Problem: Show all lines from the material that carry the word "screenshot".
##### Task inputs #####
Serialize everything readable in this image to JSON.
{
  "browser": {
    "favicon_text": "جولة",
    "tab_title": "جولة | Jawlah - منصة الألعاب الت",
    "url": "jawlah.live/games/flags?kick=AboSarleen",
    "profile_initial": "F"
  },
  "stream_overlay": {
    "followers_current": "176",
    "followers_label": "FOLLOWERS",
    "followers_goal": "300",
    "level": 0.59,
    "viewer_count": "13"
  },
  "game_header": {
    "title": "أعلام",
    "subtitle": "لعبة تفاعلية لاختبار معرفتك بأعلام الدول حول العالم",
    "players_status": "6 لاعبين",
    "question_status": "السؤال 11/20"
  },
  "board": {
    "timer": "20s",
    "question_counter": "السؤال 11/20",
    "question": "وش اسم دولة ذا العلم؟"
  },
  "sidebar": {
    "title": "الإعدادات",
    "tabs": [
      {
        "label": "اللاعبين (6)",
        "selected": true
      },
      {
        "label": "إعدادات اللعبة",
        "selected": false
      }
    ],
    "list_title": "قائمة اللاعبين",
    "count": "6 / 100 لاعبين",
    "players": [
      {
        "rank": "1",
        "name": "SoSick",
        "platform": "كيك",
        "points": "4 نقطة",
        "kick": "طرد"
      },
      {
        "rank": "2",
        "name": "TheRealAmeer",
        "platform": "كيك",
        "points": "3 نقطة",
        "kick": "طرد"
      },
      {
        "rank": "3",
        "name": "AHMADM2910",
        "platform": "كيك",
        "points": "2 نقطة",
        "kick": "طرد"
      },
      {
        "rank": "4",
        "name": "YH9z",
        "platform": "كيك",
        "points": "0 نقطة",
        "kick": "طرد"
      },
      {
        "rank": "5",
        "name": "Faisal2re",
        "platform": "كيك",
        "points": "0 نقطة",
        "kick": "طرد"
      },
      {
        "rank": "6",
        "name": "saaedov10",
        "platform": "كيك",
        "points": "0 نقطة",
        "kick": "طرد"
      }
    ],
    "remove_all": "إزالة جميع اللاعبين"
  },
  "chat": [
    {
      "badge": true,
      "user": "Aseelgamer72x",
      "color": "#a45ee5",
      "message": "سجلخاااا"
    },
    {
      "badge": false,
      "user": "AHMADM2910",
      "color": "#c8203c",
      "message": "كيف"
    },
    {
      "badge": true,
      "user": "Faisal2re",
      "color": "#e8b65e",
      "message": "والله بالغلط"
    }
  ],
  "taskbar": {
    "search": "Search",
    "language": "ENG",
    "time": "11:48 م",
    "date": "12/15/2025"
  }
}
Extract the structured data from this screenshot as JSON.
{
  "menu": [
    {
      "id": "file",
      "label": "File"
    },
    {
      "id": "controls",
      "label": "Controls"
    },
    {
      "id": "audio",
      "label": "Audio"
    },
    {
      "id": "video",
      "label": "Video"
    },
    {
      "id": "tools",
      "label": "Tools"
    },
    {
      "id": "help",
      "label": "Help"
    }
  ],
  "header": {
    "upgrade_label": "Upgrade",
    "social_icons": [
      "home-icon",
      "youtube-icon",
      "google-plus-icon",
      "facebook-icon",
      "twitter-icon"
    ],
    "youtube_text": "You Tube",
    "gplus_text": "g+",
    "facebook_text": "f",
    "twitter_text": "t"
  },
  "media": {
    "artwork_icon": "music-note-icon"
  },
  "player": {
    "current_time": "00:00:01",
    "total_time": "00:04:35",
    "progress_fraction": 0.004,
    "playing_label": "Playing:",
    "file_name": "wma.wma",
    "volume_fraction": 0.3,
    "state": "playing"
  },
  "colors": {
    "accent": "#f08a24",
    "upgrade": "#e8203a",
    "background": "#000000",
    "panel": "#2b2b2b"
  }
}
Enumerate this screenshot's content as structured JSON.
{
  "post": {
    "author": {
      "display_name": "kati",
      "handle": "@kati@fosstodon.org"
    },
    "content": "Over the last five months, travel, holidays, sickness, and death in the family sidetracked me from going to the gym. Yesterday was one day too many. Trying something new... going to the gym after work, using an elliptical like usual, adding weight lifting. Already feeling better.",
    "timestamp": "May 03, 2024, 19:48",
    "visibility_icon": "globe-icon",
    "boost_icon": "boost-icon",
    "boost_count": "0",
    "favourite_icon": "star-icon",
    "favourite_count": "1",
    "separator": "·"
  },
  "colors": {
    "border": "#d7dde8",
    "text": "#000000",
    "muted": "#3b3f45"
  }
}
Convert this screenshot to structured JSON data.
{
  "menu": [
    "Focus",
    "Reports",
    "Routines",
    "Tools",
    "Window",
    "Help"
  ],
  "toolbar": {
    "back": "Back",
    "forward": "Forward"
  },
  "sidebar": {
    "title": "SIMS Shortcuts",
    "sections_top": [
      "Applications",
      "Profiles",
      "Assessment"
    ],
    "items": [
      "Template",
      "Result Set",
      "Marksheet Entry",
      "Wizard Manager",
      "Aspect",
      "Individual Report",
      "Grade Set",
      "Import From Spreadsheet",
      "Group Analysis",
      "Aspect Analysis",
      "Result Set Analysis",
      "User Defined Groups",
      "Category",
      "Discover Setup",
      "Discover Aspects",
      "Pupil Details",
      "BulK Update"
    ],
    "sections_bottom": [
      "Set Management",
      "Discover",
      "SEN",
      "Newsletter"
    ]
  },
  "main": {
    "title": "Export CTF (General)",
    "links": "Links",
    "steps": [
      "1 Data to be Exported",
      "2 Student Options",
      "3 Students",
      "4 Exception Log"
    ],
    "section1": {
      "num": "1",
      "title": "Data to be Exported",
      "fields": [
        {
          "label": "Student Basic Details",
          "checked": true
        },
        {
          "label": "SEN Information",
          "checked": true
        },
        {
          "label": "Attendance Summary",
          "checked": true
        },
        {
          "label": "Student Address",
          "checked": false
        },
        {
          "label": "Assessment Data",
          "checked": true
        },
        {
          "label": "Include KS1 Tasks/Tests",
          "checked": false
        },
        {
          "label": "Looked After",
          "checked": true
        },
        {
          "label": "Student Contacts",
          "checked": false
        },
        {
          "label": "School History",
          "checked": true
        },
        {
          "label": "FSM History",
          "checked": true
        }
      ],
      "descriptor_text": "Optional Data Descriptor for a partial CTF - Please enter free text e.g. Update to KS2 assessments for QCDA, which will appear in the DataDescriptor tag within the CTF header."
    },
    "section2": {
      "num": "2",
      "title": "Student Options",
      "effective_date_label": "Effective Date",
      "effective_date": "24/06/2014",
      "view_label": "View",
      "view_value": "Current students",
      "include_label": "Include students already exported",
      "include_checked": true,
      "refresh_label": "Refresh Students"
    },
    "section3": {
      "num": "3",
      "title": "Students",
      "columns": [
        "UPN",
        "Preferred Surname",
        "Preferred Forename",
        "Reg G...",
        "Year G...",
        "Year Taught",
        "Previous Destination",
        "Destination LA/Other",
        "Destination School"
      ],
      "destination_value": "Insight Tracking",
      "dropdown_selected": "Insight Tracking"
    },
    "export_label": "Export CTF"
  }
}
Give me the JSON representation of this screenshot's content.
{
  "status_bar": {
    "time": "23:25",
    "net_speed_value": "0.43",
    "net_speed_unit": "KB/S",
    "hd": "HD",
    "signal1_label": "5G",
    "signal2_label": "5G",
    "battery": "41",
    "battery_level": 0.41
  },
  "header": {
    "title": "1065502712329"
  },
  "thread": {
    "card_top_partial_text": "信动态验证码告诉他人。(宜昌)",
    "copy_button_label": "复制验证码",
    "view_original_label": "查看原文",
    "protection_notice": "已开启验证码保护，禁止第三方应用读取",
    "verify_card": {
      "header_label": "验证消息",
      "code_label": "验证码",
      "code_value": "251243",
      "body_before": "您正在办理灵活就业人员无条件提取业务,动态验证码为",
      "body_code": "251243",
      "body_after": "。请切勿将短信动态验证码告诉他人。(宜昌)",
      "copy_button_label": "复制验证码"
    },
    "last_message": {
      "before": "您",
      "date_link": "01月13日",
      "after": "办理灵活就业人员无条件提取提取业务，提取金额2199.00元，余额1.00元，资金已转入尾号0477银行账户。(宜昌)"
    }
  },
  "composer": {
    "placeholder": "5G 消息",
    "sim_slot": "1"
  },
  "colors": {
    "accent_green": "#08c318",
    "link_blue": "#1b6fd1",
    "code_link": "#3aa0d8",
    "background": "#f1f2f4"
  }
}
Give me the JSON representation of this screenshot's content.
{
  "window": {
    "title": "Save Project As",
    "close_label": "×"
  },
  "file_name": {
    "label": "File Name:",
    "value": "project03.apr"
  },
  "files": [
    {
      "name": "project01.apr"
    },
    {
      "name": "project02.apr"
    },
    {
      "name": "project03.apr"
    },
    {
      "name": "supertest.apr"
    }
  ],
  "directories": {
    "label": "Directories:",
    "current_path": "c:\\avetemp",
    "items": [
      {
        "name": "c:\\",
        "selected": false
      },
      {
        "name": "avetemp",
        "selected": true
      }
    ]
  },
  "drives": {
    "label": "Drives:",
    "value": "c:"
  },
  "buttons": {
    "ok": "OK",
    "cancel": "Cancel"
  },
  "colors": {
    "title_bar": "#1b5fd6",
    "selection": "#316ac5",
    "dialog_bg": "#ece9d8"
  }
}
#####
Answer to this task:
Extract the structured data from this screenshot as JSON.
Enumerate this screenshot's content as structured JSON.
Convert this screenshot to structured JSON data.
Give me the JSON representation of this screenshot's content.
Give me the JSON representation of this screenshot's content.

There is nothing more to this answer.